▸ **Task to complete**
For this exercise, retype every record below exactly and keep the pictures out.

▸ **Supplied material**
#####

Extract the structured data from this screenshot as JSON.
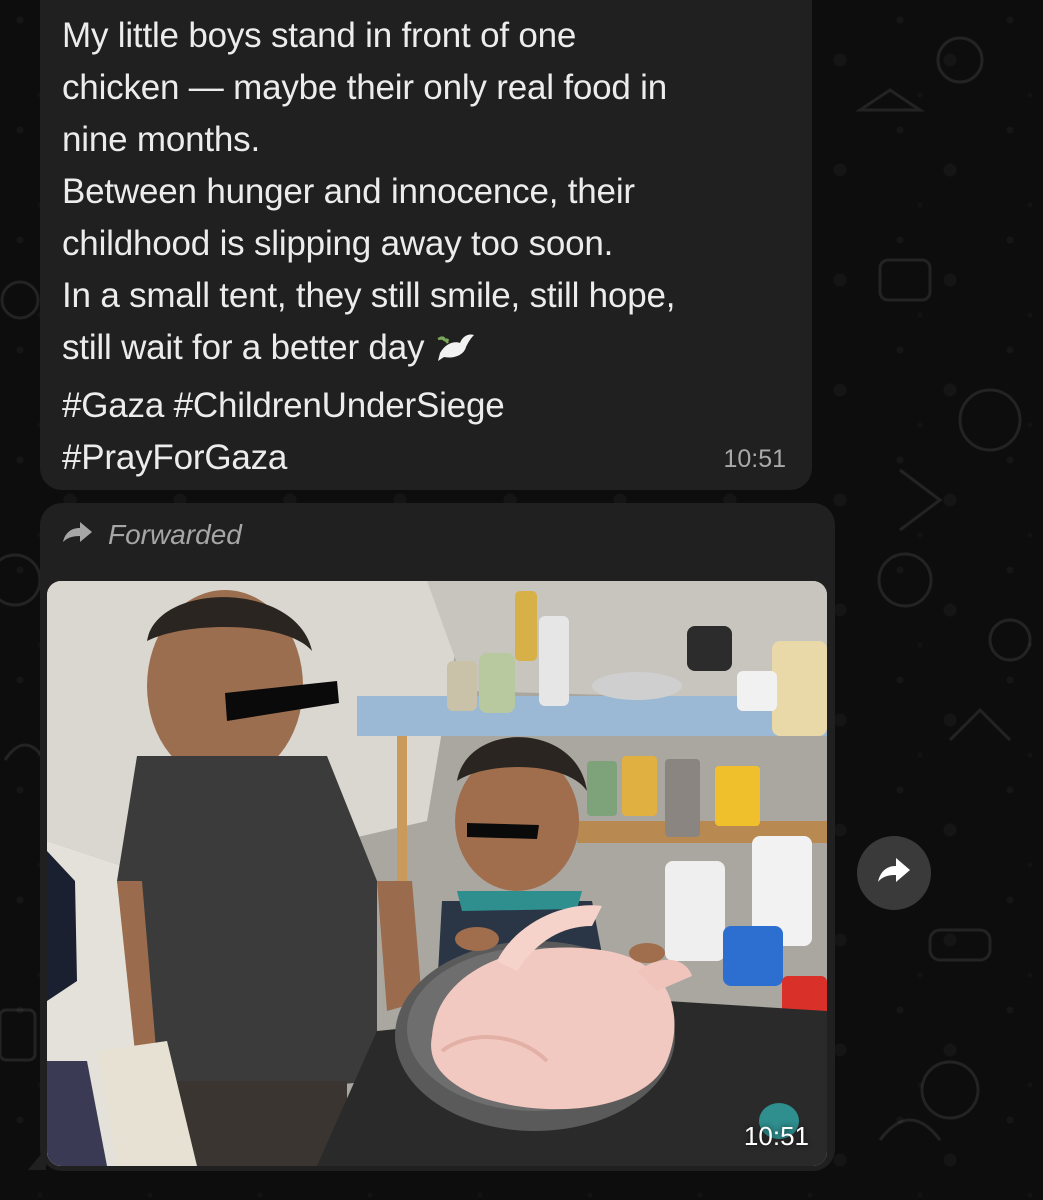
{
  "message_text": {
    "lines": [
      "My little boys stand in front of one",
      "chicken — maybe their only real food in",
      "nine months.",
      "Between hunger and innocence, their",
      "childhood is slipping away too soon.",
      "In a small tent, they still smile, still hope,",
      "still wait for a better day",
      "#Gaza #ChildrenUnderSiege",
      "#PrayForGaza"
    ],
    "emoji_icon": "dove-with-olive-branch-icon",
    "time": "10:51"
  },
  "message_media": {
    "forwarded_label": "Forwarded",
    "forwarded_icon": "forward-arrow-icon",
    "photo_description_icon": "photo-two-boys-with-raw-chicken",
    "time": "10:51"
  },
  "share_button": {
    "icon": "forward-arrow-icon"
  },
  "colors": {
    "background": "#0d0d0d",
    "bubble": "#202020",
    "text": "#ececec",
    "timestamp": "#a9a9a9"
  }
}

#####

▸ **Output for this task**
Extract the structured data from this screenshot as JSON.
{
  "message_text": {
    "lines": [
      "My little boys stand in front of one",
      "chicken — maybe their only real food in",
      "nine months.",
      "Between hunger and innocence, their",
      "childhood is slipping away too soon.",
      "In a small tent, they still smile, still hope,",
      "still wait for a better day",
      "#Gaza #ChildrenUnderSiege",
      "#PrayForGaza"
    ],
    "emoji_icon": "dove-with-olive-branch-icon",
    "time": "10:51"
  },
  "message_media": {
    "forwarded_label": "Forwarded",
    "forwarded_icon": "forward-arrow-icon",
    "photo_description_icon": "photo-two-boys-with-raw-chicken",
    "time": "10:51"
  },
  "share_button": {
    "icon": "forward-arrow-icon"
  },
  "colors": {
    "background": "#0d0d0d",
    "bubble": "#202020",
    "text": "#ececec",
    "timestamp": "#a9a9a9"
  }
}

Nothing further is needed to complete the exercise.